**THE PROBLEM**
Exactly as written, return every line of the data below apart from the pictures.

[Website and app data records]
▽

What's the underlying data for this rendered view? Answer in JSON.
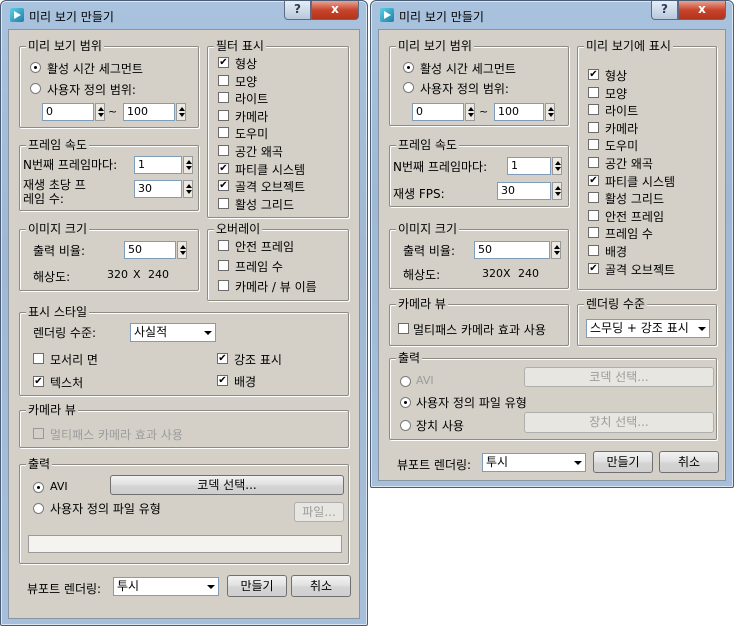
{
  "left": {
    "title": "미리 보기 만들기",
    "range": {
      "title": "미리 보기 범위",
      "active_segment": "활성 시간 세그먼트",
      "custom_range": "사용자 정의 범위:",
      "from": "0",
      "to": "100",
      "tilde": "~"
    },
    "filter": {
      "title": "필터 표시",
      "items": [
        {
          "label": "형상",
          "checked": true
        },
        {
          "label": "모양",
          "checked": false
        },
        {
          "label": "라이트",
          "checked": false
        },
        {
          "label": "카메라",
          "checked": false
        },
        {
          "label": "도우미",
          "checked": false
        },
        {
          "label": "공간 왜곡",
          "checked": false
        },
        {
          "label": "파티클 시스템",
          "checked": true
        },
        {
          "label": "골격 오브젝트",
          "checked": true
        },
        {
          "label": "활성 그리드",
          "checked": false
        }
      ]
    },
    "frame_rate": {
      "title": "프레임 속도",
      "nth_label": "N번째 프레임마다:",
      "nth_value": "1",
      "fps_label_1": "재생 초당 프",
      "fps_label_2": "레임 수:",
      "fps_value": "30"
    },
    "image_size": {
      "title": "이미지 크기",
      "output_label": "출력 비율:",
      "output_value": "50",
      "res_label": "해상도:",
      "res_w": "320",
      "res_x": "X",
      "res_h": "240"
    },
    "overlay": {
      "title": "오버레이",
      "items": [
        "안전 프레임",
        "프레임 수",
        "카메라 / 뷰 이름"
      ]
    },
    "display_style": {
      "title": "표시 스타일",
      "render_level_label": "렌더링 수준:",
      "render_level_value": "사실적",
      "edged_faces": "모서리 면",
      "highlights": "강조 표시",
      "textures": "텍스처",
      "background": "배경"
    },
    "camera_view": {
      "title": "카메라 뷰",
      "multipass": "멀티패스 카메라 효과 사용"
    },
    "output": {
      "title": "출력",
      "avi": "AVI",
      "codec_button": "코덱 선택...",
      "custom_file": "사용자 정의 파일 유형",
      "file_button": "파일..."
    },
    "viewport_label": "뷰포트 렌더링:",
    "viewport_value": "투시",
    "create_button": "만들기",
    "cancel_button": "취소",
    "help_glyph": "?",
    "close_glyph": "x"
  },
  "right": {
    "title": "미리 보기 만들기",
    "range": {
      "title": "미리 보기 범위",
      "active_segment": "활성 시간 세그먼트",
      "custom_range": "사용자 정의 범위:",
      "from": "0",
      "to": "100",
      "tilde": "~"
    },
    "show": {
      "title": "미리 보기에 표시",
      "items": [
        {
          "label": "형상",
          "checked": true
        },
        {
          "label": "모양",
          "checked": false
        },
        {
          "label": "라이트",
          "checked": false
        },
        {
          "label": "카메라",
          "checked": false
        },
        {
          "label": "도우미",
          "checked": false
        },
        {
          "label": "공간 왜곡",
          "checked": false
        },
        {
          "label": "파티클 시스템",
          "checked": true
        },
        {
          "label": "활성 그리드",
          "checked": false
        },
        {
          "label": "안전 프레임",
          "checked": false
        },
        {
          "label": "프레임 수",
          "checked": false
        },
        {
          "label": "배경",
          "checked": false
        },
        {
          "label": "골격 오브젝트",
          "checked": true
        }
      ]
    },
    "frame_rate": {
      "title": "프레임 속도",
      "nth_label": "N번째 프레임마다:",
      "nth_value": "1",
      "fps_label": "재생 FPS:",
      "fps_value": "30"
    },
    "image_size": {
      "title": "이미지 크기",
      "output_label": "출력 비율:",
      "output_value": "50",
      "res_label": "해상도:",
      "res_w": "320",
      "res_x": "X",
      "res_h": "240"
    },
    "camera_view": {
      "title": "카메라 뷰",
      "multipass": "멀티패스 카메라 효과 사용"
    },
    "render_level": {
      "title": "렌더링 수준",
      "value": "스무딩 + 강조 표시"
    },
    "output": {
      "title": "출력",
      "avi": "AVI",
      "codec_button": "코덱 선택...",
      "custom_file": "사용자 정의 파일 유형",
      "use_device": "장치 사용",
      "device_button": "장치 선택..."
    },
    "viewport_label": "뷰포트 렌더링:",
    "viewport_value": "투시",
    "create_button": "만들기",
    "cancel_button": "취소",
    "help_glyph": "?",
    "close_glyph": "x"
  }
}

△

**RESPONSE**
What's the underlying data for this rendered view? Answer in JSON.
{
  "left": {
    "title": "미리 보기 만들기",
    "range": {
      "title": "미리 보기 범위",
      "active_segment": "활성 시간 세그먼트",
      "custom_range": "사용자 정의 범위:",
      "from": "0",
      "to": "100",
      "tilde": "~"
    },
    "filter": {
      "title": "필터 표시",
      "items": [
        {
          "label": "형상",
          "checked": true
        },
        {
          "label": "모양",
          "checked": false
        },
        {
          "label": "라이트",
          "checked": false
        },
        {
          "label": "카메라",
          "checked": false
        },
        {
          "label": "도우미",
          "checked": false
        },
        {
          "label": "공간 왜곡",
          "checked": false
        },
        {
          "label": "파티클 시스템",
          "checked": true
        },
        {
          "label": "골격 오브젝트",
          "checked": true
        },
        {
          "label": "활성 그리드",
          "checked": false
        }
      ]
    },
    "frame_rate": {
      "title": "프레임 속도",
      "nth_label": "N번째 프레임마다:",
      "nth_value": "1",
      "fps_label_1": "재생 초당 프",
      "fps_label_2": "레임 수:",
      "fps_value": "30"
    },
    "image_size": {
      "title": "이미지 크기",
      "output_label": "출력 비율:",
      "output_value": "50",
      "res_label": "해상도:",
      "res_w": "320",
      "res_x": "X",
      "res_h": "240"
    },
    "overlay": {
      "title": "오버레이",
      "items": [
        "안전 프레임",
        "프레임 수",
        "카메라 / 뷰 이름"
      ]
    },
    "display_style": {
      "title": "표시 스타일",
      "render_level_label": "렌더링 수준:",
      "render_level_value": "사실적",
      "edged_faces": "모서리 면",
      "highlights": "강조 표시",
      "textures": "텍스처",
      "background": "배경"
    },
    "camera_view": {
      "title": "카메라 뷰",
      "multipass": "멀티패스 카메라 효과 사용"
    },
    "output": {
      "title": "출력",
      "avi": "AVI",
      "codec_button": "코덱 선택...",
      "custom_file": "사용자 정의 파일 유형",
      "file_button": "파일..."
    },
    "viewport_label": "뷰포트 렌더링:",
    "viewport_value": "투시",
    "create_button": "만들기",
    "cancel_button": "취소",
    "help_glyph": "?",
    "close_glyph": "x"
  },
  "right": {
    "title": "미리 보기 만들기",
    "range": {
      "title": "미리 보기 범위",
      "active_segment": "활성 시간 세그먼트",
      "custom_range": "사용자 정의 범위:",
      "from": "0",
      "to": "100",
      "tilde": "~"
    },
    "show": {
      "title": "미리 보기에 표시",
      "items": [
        {
          "label": "형상",
          "checked": true
        },
        {
          "label": "모양",
          "checked": false
        },
        {
          "label": "라이트",
          "checked": false
        },
        {
          "label": "카메라",
          "checked": false
        },
        {
          "label": "도우미",
          "checked": false
        },
        {
          "label": "공간 왜곡",
          "checked": false
        },
        {
          "label": "파티클 시스템",
          "checked": true
        },
        {
          "label": "활성 그리드",
          "checked": false
        },
        {
          "label": "안전 프레임",
          "checked": false
        },
        {
          "label": "프레임 수",
          "checked": false
        },
        {
          "label": "배경",
          "checked": false
        },
        {
          "label": "골격 오브젝트",
          "checked": true
        }
      ]
    },
    "frame_rate": {
      "title": "프레임 속도",
      "nth_label": "N번째 프레임마다:",
      "nth_value": "1",
      "fps_label": "재생 FPS:",
      "fps_value": "30"
    },
    "image_size": {
      "title": "이미지 크기",
      "output_label": "출력 비율:",
      "output_value": "50",
      "res_label": "해상도:",
      "res_w": "320",
      "res_x": "X",
      "res_h": "240"
    },
    "camera_view": {
      "title": "카메라 뷰",
      "multipass": "멀티패스 카메라 효과 사용"
    },
    "render_level": {
      "title": "렌더링 수준",
      "value": "스무딩 + 강조 표시"
    },
    "output": {
      "title": "출력",
      "avi": "AVI",
      "codec_button": "코덱 선택...",
      "custom_file": "사용자 정의 파일 유형",
      "use_device": "장치 사용",
      "device_button": "장치 선택..."
    },
    "viewport_label": "뷰포트 렌더링:",
    "viewport_value": "투시",
    "create_button": "만들기",
    "cancel_button": "취소",
    "help_glyph": "?",
    "close_glyph": "x"
  }
}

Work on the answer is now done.